Smits new center of attention


ORLANDO, Fla. -- Consider the four centers left in the NBA playoffs:

There's David Robinson of the Spurs, league MVP. There's Hakeem Olajuwon of the Rockets, last year's MVP. There's Shaquille O'Neal, runner-up for MVP this season.

There's Rik Smits of the Pacers.

Which one doesn't belong?

Correct, Smits is not in the class of his illustrious playoff peers. But after his best year as a pro, the 7-foot-4 Dutchman isn't all that far behind any more. Scorned as a bust after the Pacers had drafted him second overall in 1988, Smits has improved to the point he's in the first row of the second echelon of NBA centers, and perhaps poised to move up.

He held his own and maybe more against Patrick Ewing of the Knicks in the Eastern Conference semifinals, averaging 22.6 points to Ewing's 19.3. Smits scored the final seven points of the Pacers' two-point victory in New York in Game 7 on Sunday and made a crucial block. Pacers coach Larry Brown called him "our go-to guy" and said he "carried this team."

Now he's up against O'Neal, a more difficult assignment. "He's so much stronger than Patrick. He's tougher to cover on strength alone," Smits said.

He statistically held his own with O'Neal in four regular-season games, but had a hard time in Tuesday night's Eastern Conference finals opener, a 105-101 Magic victory. O'Neal outscored Smits, 32-17, and out-rebounded him, 11-5. Smits was limited to 32 minutes by foul trouble, prompting Brown, with an eye toward Game 2 tonight, to complain about the officiating.

"They've got to call it even both ways," Brown said. "When a ref tells me Rik flops all the time, it's obvious he has a preconceived idea. You can be strong, but when you foul, you foul, and there were a whole bunch that weren't called on Shaq. I've never said anything before on this matter, but Rik never gets any respect."

Message delivered.

Smits labeled the officiating "inconsistent" Tuesday night. "It's disappointing and frustrating to be sitting on the bench, especially when you lose and you feel you could have made a difference," he said.

Also disappointing to Smits was the Pacers' failure to make the Magic pay for its constant double-teaming of him. "I tried to get the ball to the open man, but we didn't hit any shots or create anything."

So adjustments will be made, then adjustments to the adjustments. That's one of the fascinations of the playoffs, where you meet the same team game after game.

Reggie Miller is the Pacers' big name and big mouth, and opponents must pay attention. But under Brown, Indiana's first option on offense is Smits.

Such respect is a far cry from the abuse Smits suffered in his early years after he was drafted from tiny Marist College. "Brutal, unrelenting," said Pacers general manager Donnie Walsh of the criticism.

Rony Seikaly, picked ninth by the Heat in that '88 draft, used to take great pleasure in regularly outplaying Smits, who was raw, injury-prone and the victim of great expectations unfulfilled.

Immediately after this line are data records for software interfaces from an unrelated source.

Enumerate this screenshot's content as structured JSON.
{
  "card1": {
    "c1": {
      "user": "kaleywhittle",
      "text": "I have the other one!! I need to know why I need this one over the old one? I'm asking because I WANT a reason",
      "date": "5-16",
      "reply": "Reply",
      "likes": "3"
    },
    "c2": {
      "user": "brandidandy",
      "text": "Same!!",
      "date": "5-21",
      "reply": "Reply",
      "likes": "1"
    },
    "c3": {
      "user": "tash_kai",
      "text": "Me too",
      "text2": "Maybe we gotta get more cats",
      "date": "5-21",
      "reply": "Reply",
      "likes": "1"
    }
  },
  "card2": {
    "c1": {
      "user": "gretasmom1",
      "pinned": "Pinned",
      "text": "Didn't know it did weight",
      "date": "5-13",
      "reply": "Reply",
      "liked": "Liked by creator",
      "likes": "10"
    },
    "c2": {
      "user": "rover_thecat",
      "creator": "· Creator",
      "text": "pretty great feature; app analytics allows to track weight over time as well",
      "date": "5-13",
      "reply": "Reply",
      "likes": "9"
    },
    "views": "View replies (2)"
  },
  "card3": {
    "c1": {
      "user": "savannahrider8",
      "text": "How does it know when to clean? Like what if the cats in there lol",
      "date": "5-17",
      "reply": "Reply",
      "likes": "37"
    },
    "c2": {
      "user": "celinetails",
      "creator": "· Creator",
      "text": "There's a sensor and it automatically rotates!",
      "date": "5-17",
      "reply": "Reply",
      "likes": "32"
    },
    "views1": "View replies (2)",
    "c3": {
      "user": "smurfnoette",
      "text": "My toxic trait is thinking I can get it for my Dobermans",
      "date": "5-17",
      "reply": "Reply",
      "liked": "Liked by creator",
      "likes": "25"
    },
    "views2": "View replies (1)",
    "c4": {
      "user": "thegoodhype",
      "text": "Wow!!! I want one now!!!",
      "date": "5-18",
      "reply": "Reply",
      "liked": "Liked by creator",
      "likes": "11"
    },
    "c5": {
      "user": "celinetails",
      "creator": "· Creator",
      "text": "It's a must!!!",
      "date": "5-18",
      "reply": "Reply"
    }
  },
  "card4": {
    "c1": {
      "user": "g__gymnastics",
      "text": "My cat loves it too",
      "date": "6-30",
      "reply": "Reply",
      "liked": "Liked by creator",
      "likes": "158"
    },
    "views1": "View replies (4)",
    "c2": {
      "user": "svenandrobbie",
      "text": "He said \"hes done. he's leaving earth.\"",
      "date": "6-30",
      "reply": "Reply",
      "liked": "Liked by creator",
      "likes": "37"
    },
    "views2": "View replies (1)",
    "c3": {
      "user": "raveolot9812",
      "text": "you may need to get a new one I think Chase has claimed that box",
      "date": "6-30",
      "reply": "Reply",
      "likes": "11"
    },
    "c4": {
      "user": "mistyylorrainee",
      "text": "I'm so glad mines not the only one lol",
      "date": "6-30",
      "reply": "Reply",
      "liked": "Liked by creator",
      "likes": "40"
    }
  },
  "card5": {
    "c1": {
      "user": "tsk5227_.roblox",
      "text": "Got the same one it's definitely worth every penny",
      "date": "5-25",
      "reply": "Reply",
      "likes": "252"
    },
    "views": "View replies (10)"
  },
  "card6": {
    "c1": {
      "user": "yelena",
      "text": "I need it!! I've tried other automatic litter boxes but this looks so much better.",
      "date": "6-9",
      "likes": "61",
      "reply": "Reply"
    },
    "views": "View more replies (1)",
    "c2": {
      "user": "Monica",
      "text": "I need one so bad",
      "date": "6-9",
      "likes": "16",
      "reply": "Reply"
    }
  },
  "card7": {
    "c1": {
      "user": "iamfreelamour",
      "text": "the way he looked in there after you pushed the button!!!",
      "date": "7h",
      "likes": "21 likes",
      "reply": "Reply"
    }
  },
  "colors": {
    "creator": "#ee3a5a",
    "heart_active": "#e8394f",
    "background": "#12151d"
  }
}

But he has blossomed under Brown. Three other Pacers coaches had urged Smits to bulk up for increased strength; Brown told him to lose weight for better mobility and health. He was the third and fourth option on offense before Brown arrived. He became the center of the offense under Brown.

"He has gotten better athletically and is playing with much greater confidence," Brown said. "The way he has played against some of the real good centers has been a big boost for him and for us."

But can Smits join the big boys and become a center of attention?

"Maybe," Smits said. "I think I have the capabilities."

Copyright © 2020, The Baltimore Sun, a Baltimore Sun Media Group publication | Place an Ad